<br>Moreover, acceleration is important in the study of human motion and biomechanics. Researchers use acceleration data to analyze the movements of athletes and other individuals, and to identify patterns and correlations. This information can be used to improve training programs, prevent injuries, and enhance performance.<br>
<br>In conclusion, acceleration is a fundamental concept in physics with numerous real-world applications. From transportation to sports to human motion, understanding acceleration can help individuals and organizations optimize their performance and achieve their goals.<br>Frequently Asked Questions
What is the formula to calculate acceleration from force and mass?
<br>The formula to calculate acceleration from force and mass is given by Newton’s second law of motion, which states that the acceleration of an object is directly proportional to the net force acting on it and inversely proportional to its mass. The formula is expressed as a = F/m, where a is acceleration, F is force, and m is mass.<br>
How can you determine acceleration using initial and final velocity over time?
<br>Acceleration can be determined using initial and final velocity over time by using the formula a = (vf – vi) / t, where a is acceleration, vf is the final velocity, vi is the initial velocity, and t is the time taken.<br>
What method is used to calculate acceleration based on distance traveled and time taken?
<br>The method used to calculate acceleration based on distance traveled and time taken is to use the formula a = 2d / t^2, where a is acceleration, d is the distance traveled, and t is the time taken.<br>
In what way is acceleration derived from the change in velocity and the displacement?
<br>Acceleration is derived from the change in velocity and the displacement by using the formula a = (vf^2 – vi^2) / 2d, where a is acceleration, vf is the final velocity, vi is the initial velocity, and d is the displacement.<br>
Can you explain the process to find acceleration with only mass and force given?
<br>To find acceleration with only mass and force given, use the formula a = F / m, where a is acceleration, F is force, and m is mass.<br>

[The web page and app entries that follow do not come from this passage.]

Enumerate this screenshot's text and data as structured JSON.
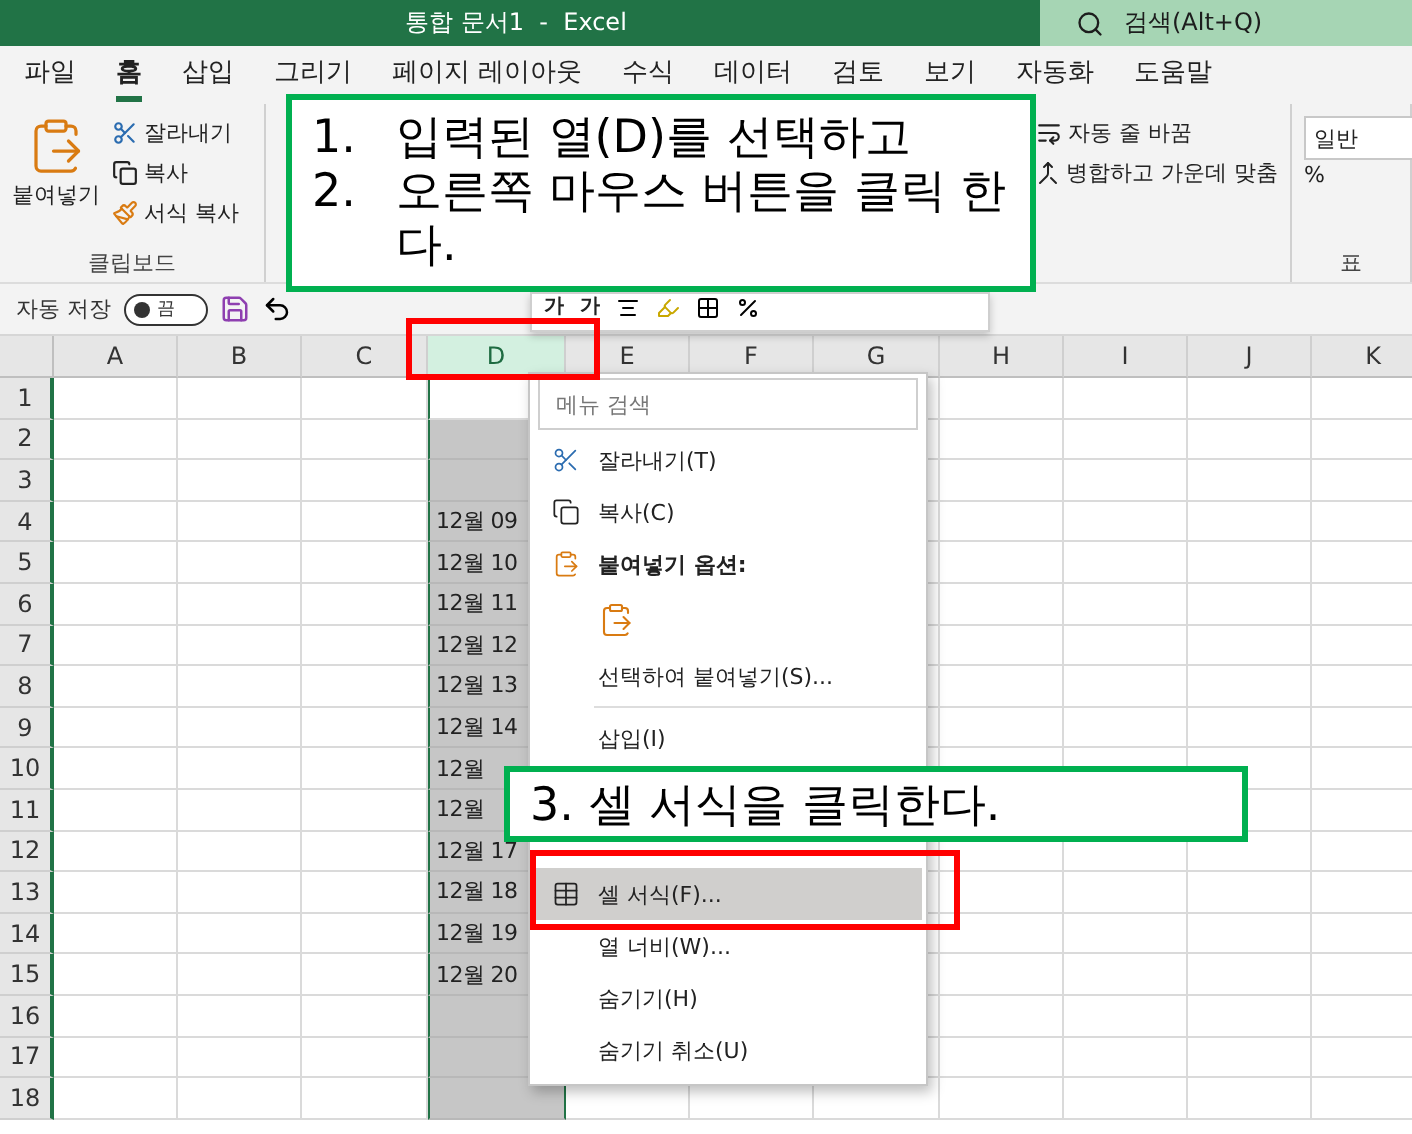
{
  "window": {
    "title": "통합 문서1  -  Excel",
    "search": {
      "placeholder": "검색(Alt+Q)"
    }
  },
  "ribbon_tabs": [
    {
      "label": "파일",
      "selected": false
    },
    {
      "label": "홈",
      "selected": true
    },
    {
      "label": "삽입",
      "selected": false
    },
    {
      "label": "그리기",
      "selected": false
    },
    {
      "label": "페이지 레이아웃",
      "selected": false
    },
    {
      "label": "수식",
      "selected": false
    },
    {
      "label": "데이터",
      "selected": false
    },
    {
      "label": "검토",
      "selected": false
    },
    {
      "label": "보기",
      "selected": false
    },
    {
      "label": "자동화",
      "selected": false
    },
    {
      "label": "도움말",
      "selected": false
    }
  ],
  "ribbon": {
    "clipboard": {
      "paste": "붙여넣기",
      "cut": "잘라내기",
      "copy": "복사",
      "format_painter": "서식 복사",
      "group_label": "클립보드"
    },
    "alignment": {
      "wrap_text": "자동 줄 바꿈",
      "merge_center": "병합하고 가운데 맞춤"
    },
    "number": {
      "format": "일반",
      "percent": "%",
      "group_label": "표"
    }
  },
  "quick_access": {
    "autosave_label": "자동 저장",
    "autosave": {
      "on": false,
      "state_text": "끔"
    }
  },
  "mini_toolbar": {
    "buttons": [
      "가",
      "가"
    ]
  },
  "sheet": {
    "columns": [
      {
        "label": "A",
        "selected": false
      },
      {
        "label": "B",
        "selected": false
      },
      {
        "label": "C",
        "selected": false
      },
      {
        "label": "D",
        "selected": true
      },
      {
        "label": "E",
        "selected": false
      },
      {
        "label": "F",
        "selected": false
      },
      {
        "label": "G",
        "selected": false
      },
      {
        "label": "H",
        "selected": false
      },
      {
        "label": "I",
        "selected": false
      },
      {
        "label": "J",
        "selected": false
      },
      {
        "label": "K",
        "selected": false
      }
    ],
    "rows": [
      {
        "label": "1"
      },
      {
        "label": "2"
      },
      {
        "label": "3"
      },
      {
        "label": "4",
        "column_d": "12월 09"
      },
      {
        "label": "5",
        "column_d": "12월 10"
      },
      {
        "label": "6",
        "column_d": "12월 11"
      },
      {
        "label": "7",
        "column_d": "12월 12"
      },
      {
        "label": "8",
        "column_d": "12월 13"
      },
      {
        "label": "9",
        "column_d": "12월 14"
      },
      {
        "label": "10",
        "column_d": "12월"
      },
      {
        "label": "11",
        "column_d": "12월"
      },
      {
        "label": "12",
        "column_d": "12월 17"
      },
      {
        "label": "13",
        "column_d": "12월 18"
      },
      {
        "label": "14",
        "column_d": "12월 19"
      },
      {
        "label": "15",
        "column_d": "12월 20"
      },
      {
        "label": "16"
      },
      {
        "label": "17"
      },
      {
        "label": "18"
      }
    ]
  },
  "context_menu": {
    "search": {
      "placeholder": "메뉴 검색"
    },
    "items": [
      {
        "kind": "cut",
        "label": "잘라내기(T)",
        "selected": false
      },
      {
        "kind": "copy",
        "label": "복사(C)",
        "selected": false
      },
      {
        "kind": "header",
        "label": "붙여넣기 옵션:",
        "selected": false
      },
      {
        "kind": "paste",
        "selected": false
      },
      {
        "kind": "item",
        "label": "선택하여 붙여넣기(S)...",
        "selected": false
      },
      {
        "kind": "separator"
      },
      {
        "kind": "item",
        "label": "삽입(I)",
        "selected": false
      },
      {
        "kind": "format",
        "label": "셀 서식(F)...",
        "selected": true
      },
      {
        "kind": "item",
        "label": "열 너비(W)...",
        "selected": false
      },
      {
        "kind": "item",
        "label": "숨기기(H)",
        "selected": false
      },
      {
        "kind": "item",
        "label": "숨기기 취소(U)",
        "selected": false
      }
    ]
  },
  "annotations": [
    {
      "kind": "steps",
      "lines": [
        {
          "number": "1.",
          "text": "입력된 열(D)를 선택하고"
        },
        {
          "number": "2.",
          "text": "오른쪽 마우스 버튼을 클릭 한다."
        }
      ]
    },
    {
      "kind": "single",
      "text": "3. 셀 서식을 클릭한다."
    }
  ]
}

What are the standard units used to measure acceleration in physics?
<br>The standard units used to measure acceleration in physics are meters per second squared (m/s^2).<br>